Stored data entries:
-=-=-
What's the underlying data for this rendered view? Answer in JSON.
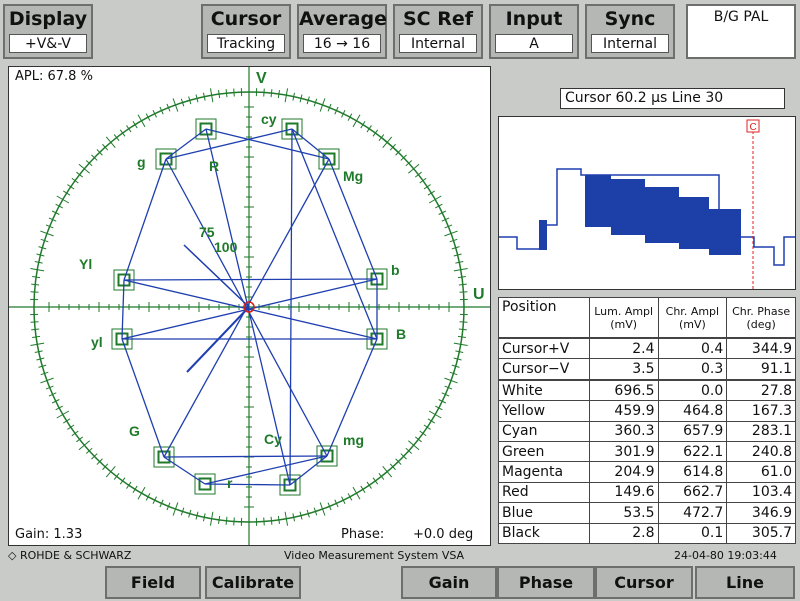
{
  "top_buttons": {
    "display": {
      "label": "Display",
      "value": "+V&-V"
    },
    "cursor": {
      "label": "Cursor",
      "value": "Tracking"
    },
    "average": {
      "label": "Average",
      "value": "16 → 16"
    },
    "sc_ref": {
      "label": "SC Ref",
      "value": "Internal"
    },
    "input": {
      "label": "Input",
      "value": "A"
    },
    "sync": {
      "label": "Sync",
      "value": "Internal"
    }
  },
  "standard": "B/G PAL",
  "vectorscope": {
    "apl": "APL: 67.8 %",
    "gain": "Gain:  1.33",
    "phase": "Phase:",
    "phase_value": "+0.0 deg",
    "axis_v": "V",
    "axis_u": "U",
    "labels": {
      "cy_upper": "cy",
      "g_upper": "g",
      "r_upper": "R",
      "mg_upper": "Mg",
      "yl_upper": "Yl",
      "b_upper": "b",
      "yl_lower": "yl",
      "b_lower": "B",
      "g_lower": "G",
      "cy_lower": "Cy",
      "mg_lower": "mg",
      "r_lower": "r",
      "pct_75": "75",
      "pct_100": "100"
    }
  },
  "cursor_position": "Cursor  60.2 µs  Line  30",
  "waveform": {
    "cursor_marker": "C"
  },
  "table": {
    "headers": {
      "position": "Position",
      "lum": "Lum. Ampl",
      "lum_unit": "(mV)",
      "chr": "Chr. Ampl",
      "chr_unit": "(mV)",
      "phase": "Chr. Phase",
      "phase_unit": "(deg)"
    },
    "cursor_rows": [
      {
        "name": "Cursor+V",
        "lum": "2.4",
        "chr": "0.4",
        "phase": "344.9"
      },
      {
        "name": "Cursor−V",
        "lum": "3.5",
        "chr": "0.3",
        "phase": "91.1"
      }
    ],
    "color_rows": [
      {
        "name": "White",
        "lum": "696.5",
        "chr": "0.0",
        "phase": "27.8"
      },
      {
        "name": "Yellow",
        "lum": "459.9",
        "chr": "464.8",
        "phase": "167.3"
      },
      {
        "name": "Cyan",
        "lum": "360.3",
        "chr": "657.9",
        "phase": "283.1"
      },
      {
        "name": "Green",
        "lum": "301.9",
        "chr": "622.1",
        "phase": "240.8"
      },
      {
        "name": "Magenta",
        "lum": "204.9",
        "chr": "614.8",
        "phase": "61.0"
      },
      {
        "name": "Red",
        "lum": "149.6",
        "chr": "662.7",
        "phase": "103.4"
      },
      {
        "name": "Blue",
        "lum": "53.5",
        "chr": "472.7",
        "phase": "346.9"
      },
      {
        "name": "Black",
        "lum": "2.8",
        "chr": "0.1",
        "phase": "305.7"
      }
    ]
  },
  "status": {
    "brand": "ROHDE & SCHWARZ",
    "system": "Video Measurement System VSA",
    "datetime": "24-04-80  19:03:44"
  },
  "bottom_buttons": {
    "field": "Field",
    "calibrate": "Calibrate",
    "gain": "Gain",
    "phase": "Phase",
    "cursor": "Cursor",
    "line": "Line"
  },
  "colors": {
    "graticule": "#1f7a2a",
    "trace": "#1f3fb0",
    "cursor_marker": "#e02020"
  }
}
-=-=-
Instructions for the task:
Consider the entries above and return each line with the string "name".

Exercise answer:
        "name": "Cursor+V",
        "name": "Cursor−V",
        "name": "White",
        "name": "Yellow",
        "name": "Cyan",
        "name": "Green",
        "name": "Magenta",
        "name": "Red",
        "name": "Blue",
        "name": "Black",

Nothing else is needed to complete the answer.